WORK REQUIRED => Scan the material below for every line with the string "werkwoorden", and copy those lines.

MATERIAL PROVIDED =>
= = =

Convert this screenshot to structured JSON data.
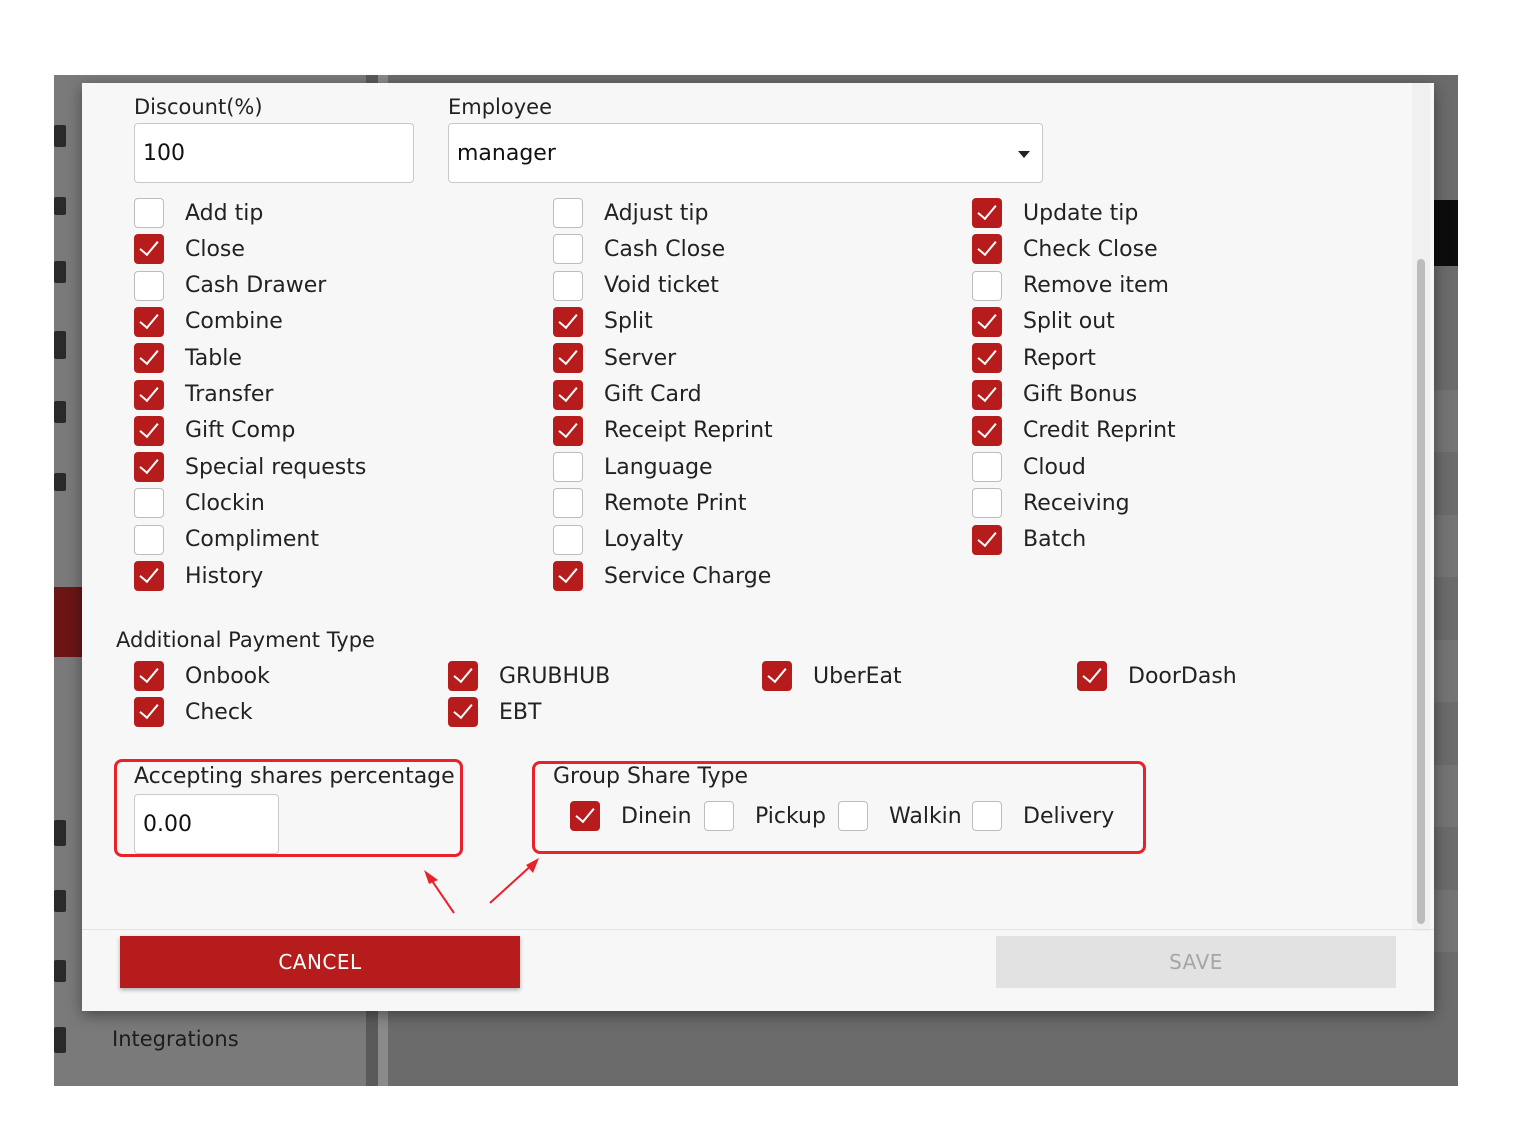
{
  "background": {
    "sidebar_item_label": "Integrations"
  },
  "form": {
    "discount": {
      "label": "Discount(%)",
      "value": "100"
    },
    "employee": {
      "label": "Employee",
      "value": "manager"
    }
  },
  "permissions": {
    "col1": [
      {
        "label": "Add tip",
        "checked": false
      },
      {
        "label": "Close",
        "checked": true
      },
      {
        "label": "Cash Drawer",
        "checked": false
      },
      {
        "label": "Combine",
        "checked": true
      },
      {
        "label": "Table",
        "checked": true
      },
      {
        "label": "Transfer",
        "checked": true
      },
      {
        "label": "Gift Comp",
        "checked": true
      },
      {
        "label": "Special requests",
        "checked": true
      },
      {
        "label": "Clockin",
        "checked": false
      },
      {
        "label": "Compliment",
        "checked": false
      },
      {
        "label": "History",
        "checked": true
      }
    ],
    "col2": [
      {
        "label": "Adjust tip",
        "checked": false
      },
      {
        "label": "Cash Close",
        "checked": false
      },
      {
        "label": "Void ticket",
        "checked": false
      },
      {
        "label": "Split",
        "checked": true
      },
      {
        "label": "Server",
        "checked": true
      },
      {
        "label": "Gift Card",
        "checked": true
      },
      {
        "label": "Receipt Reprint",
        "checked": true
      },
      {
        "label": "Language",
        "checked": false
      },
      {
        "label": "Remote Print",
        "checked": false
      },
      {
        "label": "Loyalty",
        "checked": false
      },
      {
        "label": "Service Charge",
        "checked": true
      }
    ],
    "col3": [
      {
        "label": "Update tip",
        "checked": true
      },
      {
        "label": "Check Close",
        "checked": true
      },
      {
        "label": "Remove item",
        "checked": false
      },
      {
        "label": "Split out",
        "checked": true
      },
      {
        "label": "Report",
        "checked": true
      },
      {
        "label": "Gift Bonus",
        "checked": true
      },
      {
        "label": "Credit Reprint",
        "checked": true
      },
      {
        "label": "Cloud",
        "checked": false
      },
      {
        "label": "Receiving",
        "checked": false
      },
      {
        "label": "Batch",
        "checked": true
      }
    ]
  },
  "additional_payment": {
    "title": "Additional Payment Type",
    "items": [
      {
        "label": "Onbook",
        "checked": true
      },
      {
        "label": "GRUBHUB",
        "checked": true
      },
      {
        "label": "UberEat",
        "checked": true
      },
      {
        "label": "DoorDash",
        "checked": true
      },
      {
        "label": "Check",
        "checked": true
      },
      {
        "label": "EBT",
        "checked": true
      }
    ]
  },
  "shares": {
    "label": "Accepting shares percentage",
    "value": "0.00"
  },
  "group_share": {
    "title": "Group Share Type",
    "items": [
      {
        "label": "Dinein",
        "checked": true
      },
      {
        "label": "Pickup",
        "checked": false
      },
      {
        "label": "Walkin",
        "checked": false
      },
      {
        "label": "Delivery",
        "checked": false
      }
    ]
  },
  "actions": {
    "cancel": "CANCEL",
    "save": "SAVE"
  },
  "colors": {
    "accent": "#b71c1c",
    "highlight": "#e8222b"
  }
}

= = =

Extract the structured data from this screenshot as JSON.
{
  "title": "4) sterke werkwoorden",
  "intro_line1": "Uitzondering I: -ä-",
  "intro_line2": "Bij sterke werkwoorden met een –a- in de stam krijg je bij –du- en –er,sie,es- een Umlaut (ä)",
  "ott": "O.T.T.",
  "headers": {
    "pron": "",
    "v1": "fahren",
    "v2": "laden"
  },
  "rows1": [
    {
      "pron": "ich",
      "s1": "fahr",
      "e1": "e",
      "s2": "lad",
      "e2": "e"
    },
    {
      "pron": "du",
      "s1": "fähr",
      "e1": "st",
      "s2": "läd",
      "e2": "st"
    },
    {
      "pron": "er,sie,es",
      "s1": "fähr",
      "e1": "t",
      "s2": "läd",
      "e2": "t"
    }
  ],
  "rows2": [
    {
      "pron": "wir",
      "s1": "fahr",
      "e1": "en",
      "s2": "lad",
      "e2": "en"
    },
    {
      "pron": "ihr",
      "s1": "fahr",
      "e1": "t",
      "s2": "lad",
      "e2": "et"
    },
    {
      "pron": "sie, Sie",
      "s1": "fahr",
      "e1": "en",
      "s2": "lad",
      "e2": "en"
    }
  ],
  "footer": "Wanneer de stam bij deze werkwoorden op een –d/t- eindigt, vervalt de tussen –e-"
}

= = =

OUTPUT BELOW =>
  "title": "4) sterke werkwoorden",
  "intro_line2": "Bij sterke werkwoorden met een –a- in de stam krijg je bij –du- en –er,sie,es- een Umlaut (ä)",
  "footer": "Wanneer de stam bij deze werkwoorden op een –d/t- eindigt, vervalt de tussen –e-"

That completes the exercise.